Do you know the six churches whose configuration forms a cross? Modern buildings have hidden some of the medieval monuments, but they are certainly worth exploring, just as the pulsing large squares and original houses of merchants.
The New Town of Prague was built on the right bank of Vltava. Its border goes under Vyšehrad, from Jiráskovo Square, along the Masaryk Embankment and the Old Town to Holešovice. This city quarter includes large parts of Prague 1 and Prague 2 and a small part of Prague 8.
The New Town offers architectural gems, such as the National Theatre or the National Museum, and includes the areas around Wenceslas Square, Charles Square, Náměstí Republiky Square, Jindřišská Street, Karlova, Albertova and Výtoň Streets, the Prague main train station and the Masaryk station.
The first quarter with a plan
Officially, the New Town of Prague was established on March 8, 1348. Prague was growing fast at that time. It was the seat of the Czech and Roman king Charles IV, higher education and valuable church relics, and the number of inhabitants, students and pilgrims from abroad kept growing.
Charles IV announced his aim to increase the capacity of the capital soon after he succeeded to the throne.
A promise which has encouraged development
The powerful monarch had grandiose visions. The plans for the New Town of Prague included 5,000 houses for 50,000 new inhabitants, important secular buildings and many impressive churches.
Charles IV also did not hesitate to promise a twelve-year tax exemption to all estate owners who would build a house on their property. Such an incentive worked great! Under Charles IV, Prague became the third largest and most populated European city, right after Rome and Constantinople.
A quick start of the New Town
In four years, about 600 new buildings were built in the set area, which also included older settlements. Palatial houses of rich merchants, with arcades and sometimes even private chapels, stood at the edges of squares; dwellings of poorer craftsmen were built in the surrounding streets.
The area of 2.4km2 was enclosed by 3.5km long and 10m high city walls and their construction took only two years. By the end of the 14th century, the construction works slowed down. The New Town was not completed until the 19th century when its fortifications were pulled down.

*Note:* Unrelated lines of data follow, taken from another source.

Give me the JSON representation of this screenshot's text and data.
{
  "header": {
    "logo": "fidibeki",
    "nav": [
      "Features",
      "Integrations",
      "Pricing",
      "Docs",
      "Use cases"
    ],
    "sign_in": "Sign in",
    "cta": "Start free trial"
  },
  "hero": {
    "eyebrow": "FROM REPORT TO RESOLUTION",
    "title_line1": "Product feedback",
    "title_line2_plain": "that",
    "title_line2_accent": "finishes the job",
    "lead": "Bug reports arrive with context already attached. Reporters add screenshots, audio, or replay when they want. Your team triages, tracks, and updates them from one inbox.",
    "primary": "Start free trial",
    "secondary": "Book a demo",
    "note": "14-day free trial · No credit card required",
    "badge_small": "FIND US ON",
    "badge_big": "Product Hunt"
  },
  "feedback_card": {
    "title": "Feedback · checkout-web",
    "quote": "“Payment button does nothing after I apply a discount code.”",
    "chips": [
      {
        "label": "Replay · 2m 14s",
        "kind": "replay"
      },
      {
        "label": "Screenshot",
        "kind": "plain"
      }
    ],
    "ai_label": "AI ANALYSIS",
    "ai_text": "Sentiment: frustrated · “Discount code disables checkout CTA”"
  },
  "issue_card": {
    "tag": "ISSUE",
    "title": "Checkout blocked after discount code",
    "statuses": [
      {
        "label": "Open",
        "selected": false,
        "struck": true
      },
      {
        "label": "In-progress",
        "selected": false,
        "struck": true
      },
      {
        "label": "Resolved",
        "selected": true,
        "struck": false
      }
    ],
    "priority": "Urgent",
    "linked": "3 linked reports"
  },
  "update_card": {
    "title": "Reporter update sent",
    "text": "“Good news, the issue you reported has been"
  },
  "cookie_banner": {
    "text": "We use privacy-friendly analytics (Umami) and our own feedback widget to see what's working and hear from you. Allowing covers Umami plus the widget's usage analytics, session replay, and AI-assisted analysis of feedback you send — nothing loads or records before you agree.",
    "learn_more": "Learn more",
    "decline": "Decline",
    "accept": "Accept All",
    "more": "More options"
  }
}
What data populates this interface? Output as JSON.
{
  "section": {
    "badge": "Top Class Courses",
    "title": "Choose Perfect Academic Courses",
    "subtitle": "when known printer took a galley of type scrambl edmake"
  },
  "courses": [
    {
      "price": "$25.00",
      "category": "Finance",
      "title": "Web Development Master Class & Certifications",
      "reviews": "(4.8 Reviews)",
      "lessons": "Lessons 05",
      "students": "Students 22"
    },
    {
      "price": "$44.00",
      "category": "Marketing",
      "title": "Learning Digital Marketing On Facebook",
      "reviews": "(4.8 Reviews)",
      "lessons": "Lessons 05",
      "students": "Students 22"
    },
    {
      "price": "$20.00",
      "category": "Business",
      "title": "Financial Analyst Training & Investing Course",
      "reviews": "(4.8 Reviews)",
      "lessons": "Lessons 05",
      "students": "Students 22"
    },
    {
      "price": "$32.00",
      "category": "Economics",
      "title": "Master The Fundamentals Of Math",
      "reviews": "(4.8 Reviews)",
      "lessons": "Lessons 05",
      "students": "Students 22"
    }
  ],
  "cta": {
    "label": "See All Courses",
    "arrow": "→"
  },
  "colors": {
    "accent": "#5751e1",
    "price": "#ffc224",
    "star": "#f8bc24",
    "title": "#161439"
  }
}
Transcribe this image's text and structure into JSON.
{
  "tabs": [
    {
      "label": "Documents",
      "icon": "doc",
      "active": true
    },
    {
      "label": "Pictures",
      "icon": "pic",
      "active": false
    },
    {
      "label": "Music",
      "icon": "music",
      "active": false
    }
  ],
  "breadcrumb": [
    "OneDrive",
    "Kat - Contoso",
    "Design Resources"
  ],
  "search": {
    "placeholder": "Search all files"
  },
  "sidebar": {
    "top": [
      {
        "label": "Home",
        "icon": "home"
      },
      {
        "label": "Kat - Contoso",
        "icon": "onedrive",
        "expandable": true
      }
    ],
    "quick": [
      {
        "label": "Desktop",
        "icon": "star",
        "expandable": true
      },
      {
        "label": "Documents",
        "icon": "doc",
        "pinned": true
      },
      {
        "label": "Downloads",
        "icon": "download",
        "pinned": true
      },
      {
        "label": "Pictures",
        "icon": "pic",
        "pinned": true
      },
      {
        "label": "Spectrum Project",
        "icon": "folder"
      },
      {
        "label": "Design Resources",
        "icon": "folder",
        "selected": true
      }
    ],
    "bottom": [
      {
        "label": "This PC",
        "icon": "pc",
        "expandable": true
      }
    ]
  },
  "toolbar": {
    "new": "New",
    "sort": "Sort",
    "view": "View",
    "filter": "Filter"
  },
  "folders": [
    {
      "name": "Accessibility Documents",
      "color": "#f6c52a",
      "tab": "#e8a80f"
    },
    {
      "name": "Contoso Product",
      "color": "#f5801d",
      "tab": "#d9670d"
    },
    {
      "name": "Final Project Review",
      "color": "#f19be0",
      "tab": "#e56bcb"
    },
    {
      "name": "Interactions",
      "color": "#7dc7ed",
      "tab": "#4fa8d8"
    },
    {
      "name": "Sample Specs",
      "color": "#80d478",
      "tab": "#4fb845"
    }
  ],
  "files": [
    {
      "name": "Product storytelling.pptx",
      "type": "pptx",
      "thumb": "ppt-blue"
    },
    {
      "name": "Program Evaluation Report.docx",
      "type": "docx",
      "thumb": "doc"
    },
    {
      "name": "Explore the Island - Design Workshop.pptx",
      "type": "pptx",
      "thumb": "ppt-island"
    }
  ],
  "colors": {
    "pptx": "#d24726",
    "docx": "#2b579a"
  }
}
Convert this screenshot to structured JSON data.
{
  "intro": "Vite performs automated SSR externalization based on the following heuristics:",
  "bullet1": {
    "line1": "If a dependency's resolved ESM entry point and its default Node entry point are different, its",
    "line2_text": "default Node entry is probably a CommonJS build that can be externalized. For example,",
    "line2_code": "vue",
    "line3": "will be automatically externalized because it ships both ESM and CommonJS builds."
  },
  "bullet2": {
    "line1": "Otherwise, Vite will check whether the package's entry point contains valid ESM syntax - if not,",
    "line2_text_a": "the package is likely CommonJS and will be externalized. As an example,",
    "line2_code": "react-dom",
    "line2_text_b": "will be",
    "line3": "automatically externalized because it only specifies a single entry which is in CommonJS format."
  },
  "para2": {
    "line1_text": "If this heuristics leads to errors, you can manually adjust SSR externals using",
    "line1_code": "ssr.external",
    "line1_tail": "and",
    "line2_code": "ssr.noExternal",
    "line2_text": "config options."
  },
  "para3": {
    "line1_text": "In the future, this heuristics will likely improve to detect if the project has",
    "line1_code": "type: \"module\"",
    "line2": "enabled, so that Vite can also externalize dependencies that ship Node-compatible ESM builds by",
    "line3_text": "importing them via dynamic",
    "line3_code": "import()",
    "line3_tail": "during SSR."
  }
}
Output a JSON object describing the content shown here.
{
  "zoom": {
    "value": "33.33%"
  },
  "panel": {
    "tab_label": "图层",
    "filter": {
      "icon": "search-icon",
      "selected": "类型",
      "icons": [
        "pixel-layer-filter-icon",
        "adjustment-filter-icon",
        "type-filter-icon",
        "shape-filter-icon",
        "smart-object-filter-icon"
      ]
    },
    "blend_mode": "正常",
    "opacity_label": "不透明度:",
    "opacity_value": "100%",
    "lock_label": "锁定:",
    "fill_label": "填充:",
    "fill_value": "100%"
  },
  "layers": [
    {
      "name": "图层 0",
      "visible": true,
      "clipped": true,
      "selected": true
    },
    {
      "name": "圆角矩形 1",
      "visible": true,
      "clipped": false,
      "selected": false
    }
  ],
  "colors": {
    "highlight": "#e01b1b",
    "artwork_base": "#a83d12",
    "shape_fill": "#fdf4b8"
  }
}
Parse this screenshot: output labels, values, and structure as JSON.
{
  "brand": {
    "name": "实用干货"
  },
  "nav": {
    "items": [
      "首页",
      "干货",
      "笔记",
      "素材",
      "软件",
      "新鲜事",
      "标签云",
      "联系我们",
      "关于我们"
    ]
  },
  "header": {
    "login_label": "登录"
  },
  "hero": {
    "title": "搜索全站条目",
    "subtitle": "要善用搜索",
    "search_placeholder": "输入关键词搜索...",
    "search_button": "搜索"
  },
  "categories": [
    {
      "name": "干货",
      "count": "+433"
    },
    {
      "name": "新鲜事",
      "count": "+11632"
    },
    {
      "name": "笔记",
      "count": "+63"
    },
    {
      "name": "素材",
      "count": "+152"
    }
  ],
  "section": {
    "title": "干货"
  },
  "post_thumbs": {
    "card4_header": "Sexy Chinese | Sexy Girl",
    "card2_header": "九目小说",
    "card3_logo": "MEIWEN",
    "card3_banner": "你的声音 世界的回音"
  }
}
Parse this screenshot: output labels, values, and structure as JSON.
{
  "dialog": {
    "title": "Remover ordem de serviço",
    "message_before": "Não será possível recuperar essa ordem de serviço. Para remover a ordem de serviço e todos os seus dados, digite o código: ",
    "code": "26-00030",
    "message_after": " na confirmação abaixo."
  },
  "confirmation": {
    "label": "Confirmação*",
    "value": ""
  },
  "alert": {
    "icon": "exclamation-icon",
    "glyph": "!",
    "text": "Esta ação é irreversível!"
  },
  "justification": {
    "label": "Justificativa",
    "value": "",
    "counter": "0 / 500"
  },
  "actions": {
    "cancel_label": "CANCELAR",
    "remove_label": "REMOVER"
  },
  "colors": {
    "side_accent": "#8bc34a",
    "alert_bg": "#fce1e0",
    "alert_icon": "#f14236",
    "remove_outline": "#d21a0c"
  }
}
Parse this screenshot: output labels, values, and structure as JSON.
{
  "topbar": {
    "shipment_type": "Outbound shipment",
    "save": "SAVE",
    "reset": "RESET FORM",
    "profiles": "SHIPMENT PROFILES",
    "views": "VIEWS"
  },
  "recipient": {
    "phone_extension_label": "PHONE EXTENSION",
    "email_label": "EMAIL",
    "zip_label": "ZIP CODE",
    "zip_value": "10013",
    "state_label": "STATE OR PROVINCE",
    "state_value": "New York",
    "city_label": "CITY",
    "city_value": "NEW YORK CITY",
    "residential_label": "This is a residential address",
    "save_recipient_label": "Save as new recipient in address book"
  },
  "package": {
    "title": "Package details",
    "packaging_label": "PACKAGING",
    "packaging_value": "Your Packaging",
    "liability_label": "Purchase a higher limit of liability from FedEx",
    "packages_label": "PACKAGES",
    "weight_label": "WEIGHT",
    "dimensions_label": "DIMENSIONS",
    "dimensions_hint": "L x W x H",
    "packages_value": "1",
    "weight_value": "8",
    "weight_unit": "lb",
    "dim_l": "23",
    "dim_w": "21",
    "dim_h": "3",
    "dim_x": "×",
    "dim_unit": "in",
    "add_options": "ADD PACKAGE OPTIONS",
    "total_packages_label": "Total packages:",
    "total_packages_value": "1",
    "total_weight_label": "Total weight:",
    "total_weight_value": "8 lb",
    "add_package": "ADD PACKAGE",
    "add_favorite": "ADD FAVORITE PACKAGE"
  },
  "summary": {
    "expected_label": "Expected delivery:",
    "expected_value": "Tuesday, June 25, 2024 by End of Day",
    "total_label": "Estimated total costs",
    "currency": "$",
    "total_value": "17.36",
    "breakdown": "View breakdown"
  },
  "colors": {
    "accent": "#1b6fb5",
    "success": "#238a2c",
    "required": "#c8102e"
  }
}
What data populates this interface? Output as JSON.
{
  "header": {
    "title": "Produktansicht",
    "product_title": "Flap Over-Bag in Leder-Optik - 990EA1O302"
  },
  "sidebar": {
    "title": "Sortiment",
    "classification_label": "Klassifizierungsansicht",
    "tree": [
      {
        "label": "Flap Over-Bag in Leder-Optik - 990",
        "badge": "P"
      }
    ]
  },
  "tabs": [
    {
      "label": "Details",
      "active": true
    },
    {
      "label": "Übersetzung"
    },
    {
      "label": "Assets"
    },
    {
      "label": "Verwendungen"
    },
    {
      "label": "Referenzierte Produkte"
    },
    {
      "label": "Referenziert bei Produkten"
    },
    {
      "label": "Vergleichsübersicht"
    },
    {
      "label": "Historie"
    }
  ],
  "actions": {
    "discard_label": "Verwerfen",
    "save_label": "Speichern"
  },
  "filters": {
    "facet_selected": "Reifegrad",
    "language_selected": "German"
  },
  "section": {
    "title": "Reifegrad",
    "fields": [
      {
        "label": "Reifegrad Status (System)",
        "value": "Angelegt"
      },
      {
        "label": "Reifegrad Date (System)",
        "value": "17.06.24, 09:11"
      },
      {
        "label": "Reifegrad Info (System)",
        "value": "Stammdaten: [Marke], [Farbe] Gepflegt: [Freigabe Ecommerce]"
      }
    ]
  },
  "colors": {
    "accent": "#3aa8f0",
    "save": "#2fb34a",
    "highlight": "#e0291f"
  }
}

The biggest markets and the squares today
The quarter built by Charles IV more than 600 years ago still has the biggest square – the former Cattle Market, now Karlovo (Charles) Square which takes up an area of eight hectares. In the Middle Ages, streets up to 27m wide led to the square; today, the traffic from the busy Žitná a Resslova Streets are tailing back here.
Two more big markets – the Horse Market and Hay Market – have become Wenceslas and Senovážné Square and they are still the busiest places in the metropolis.
Churches on an imaginary cross
The concept of the New Town as planned by Charles IV also included the foundation of six churches whose configuration forms the Christian cross from the bird’s eye view. In its centre, there is the Church of St. Apollinaire; at the ends of the cross arms, you can find the Emmaus Monastery (Na Slovanech) and the Church of the Virgin Mary and St. Charles the Great at Karlov.
The base of the cross is formed by the line between the Church of St. Catherine (today the premises of a mental hospital), the Church of Our Lady on the Lawn and the Basilica of St. Peter and Paul in Vyšehrad.